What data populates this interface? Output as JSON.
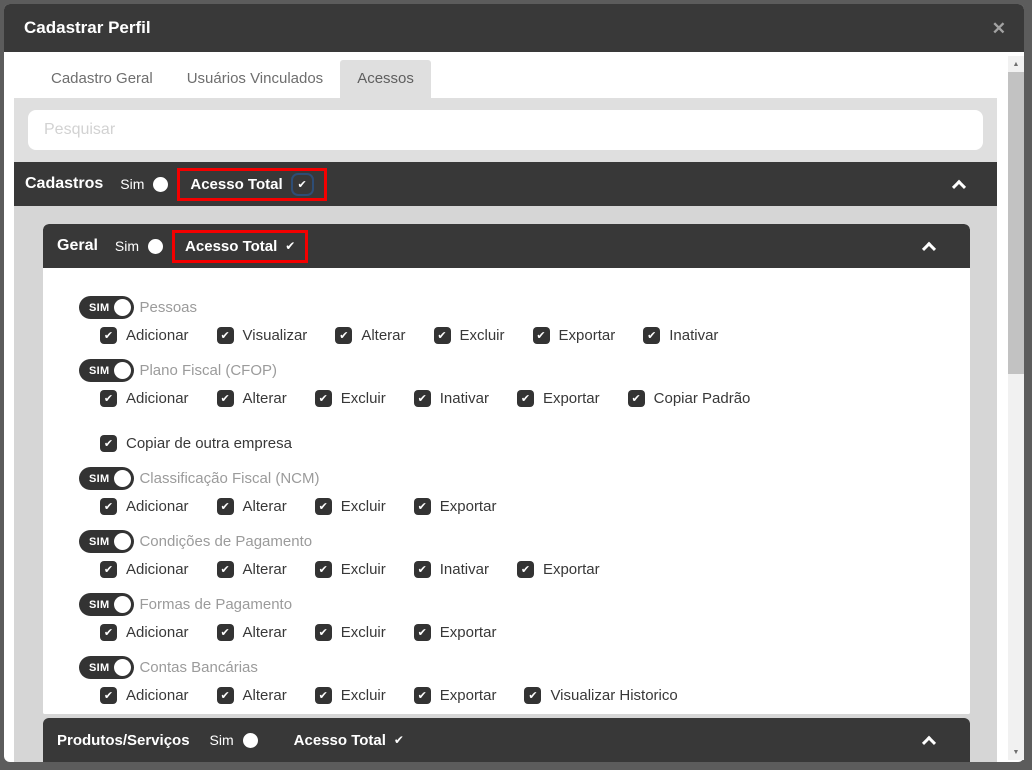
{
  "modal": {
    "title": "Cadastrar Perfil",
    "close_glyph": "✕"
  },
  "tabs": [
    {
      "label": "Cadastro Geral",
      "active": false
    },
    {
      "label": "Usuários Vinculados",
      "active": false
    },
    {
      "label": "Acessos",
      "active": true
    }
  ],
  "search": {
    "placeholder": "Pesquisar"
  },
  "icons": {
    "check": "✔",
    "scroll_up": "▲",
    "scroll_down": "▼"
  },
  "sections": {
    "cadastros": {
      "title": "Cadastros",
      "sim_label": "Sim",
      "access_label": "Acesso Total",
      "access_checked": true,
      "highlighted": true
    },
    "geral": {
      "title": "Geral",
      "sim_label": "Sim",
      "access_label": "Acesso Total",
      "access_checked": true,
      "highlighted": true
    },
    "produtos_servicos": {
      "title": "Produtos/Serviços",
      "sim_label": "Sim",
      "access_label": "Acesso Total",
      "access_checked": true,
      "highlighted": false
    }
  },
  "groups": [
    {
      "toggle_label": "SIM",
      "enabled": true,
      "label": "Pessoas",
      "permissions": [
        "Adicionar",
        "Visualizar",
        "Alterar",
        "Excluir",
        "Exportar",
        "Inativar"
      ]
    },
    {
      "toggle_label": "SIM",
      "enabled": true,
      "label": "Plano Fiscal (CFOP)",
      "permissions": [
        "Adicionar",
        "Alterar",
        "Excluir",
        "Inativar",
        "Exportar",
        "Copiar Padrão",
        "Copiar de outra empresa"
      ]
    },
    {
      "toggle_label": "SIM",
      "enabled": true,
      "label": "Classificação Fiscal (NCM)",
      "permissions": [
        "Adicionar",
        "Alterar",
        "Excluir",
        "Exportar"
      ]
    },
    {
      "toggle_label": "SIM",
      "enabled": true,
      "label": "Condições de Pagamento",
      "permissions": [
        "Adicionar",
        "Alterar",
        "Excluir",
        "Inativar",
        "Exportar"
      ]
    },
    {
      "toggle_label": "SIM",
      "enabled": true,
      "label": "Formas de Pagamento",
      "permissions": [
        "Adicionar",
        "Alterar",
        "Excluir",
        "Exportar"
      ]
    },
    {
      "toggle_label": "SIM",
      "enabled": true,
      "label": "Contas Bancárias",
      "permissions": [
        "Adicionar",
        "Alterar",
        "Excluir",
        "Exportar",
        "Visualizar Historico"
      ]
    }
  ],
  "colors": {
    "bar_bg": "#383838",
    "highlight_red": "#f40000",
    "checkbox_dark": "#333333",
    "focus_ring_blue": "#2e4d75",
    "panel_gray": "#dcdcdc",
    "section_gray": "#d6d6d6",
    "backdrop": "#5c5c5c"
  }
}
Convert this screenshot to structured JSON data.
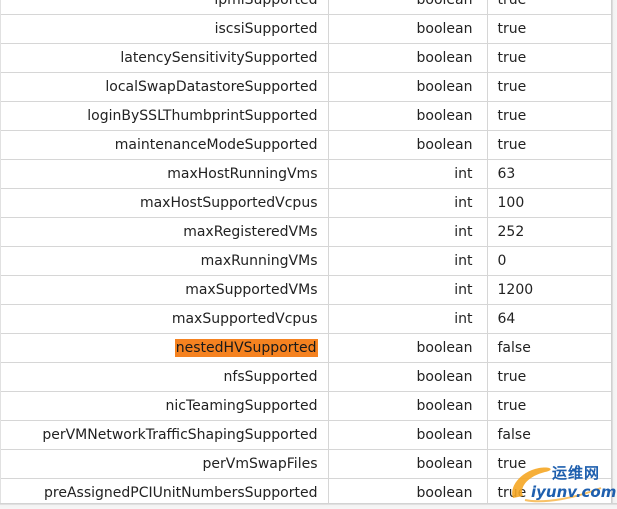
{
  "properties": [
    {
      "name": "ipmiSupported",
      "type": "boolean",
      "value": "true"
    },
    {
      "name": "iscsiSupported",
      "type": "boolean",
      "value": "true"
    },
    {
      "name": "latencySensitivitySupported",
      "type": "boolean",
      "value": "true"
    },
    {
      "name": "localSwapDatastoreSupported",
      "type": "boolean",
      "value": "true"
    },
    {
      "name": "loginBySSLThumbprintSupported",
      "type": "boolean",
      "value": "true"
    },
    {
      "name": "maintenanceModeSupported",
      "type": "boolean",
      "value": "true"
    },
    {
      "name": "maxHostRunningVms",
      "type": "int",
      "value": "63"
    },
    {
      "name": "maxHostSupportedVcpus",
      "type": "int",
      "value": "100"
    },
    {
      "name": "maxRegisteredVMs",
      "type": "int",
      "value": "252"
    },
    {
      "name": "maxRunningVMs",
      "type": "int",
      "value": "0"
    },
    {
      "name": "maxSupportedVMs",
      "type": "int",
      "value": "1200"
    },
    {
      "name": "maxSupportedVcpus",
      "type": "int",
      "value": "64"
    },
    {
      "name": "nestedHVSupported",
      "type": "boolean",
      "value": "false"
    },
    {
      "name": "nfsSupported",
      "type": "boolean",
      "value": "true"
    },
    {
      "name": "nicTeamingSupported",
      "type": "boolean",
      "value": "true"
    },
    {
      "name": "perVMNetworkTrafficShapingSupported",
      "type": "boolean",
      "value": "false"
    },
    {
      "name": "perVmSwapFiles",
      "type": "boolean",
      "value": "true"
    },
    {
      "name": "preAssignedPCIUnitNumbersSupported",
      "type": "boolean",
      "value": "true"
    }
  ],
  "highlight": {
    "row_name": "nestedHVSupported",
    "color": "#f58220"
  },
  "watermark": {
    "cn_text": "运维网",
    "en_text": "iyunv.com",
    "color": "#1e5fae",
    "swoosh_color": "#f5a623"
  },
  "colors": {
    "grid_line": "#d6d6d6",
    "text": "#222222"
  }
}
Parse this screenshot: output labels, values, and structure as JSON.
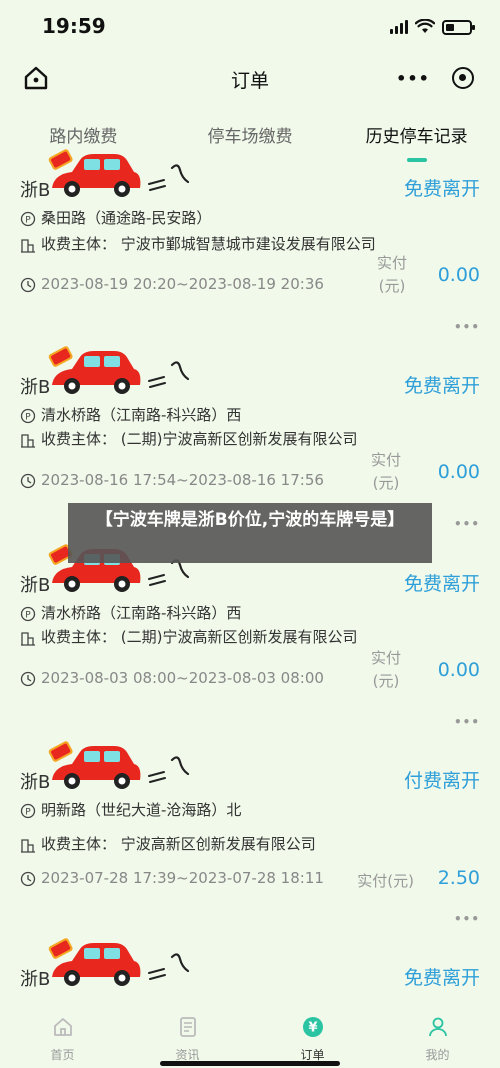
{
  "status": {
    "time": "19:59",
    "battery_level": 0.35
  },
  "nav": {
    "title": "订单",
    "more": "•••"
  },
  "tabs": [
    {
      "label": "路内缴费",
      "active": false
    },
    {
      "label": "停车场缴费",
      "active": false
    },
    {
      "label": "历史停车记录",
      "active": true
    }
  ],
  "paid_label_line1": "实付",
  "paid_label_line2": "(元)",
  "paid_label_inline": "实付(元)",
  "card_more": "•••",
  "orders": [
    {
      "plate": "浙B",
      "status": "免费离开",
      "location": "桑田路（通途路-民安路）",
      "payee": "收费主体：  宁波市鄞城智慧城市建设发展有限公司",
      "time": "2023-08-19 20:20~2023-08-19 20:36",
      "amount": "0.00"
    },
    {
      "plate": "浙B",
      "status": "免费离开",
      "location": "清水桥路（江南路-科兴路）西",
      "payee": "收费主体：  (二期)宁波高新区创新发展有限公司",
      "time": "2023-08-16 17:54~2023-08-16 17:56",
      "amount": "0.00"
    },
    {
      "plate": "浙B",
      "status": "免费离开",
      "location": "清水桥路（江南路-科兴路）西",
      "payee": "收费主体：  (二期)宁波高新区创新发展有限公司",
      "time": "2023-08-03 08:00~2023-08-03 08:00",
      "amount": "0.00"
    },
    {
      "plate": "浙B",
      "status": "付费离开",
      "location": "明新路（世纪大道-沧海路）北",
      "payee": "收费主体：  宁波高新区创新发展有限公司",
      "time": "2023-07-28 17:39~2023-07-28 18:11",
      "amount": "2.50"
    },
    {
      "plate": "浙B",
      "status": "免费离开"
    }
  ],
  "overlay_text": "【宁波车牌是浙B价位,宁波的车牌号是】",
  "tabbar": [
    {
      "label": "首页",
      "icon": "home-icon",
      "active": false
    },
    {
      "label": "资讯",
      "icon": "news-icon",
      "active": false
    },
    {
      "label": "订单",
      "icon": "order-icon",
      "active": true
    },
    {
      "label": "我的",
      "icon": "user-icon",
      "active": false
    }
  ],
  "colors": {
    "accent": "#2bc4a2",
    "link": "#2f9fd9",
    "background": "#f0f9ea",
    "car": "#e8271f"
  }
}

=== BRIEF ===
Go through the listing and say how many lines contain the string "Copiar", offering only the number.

=== ANSWER SECTION ===
2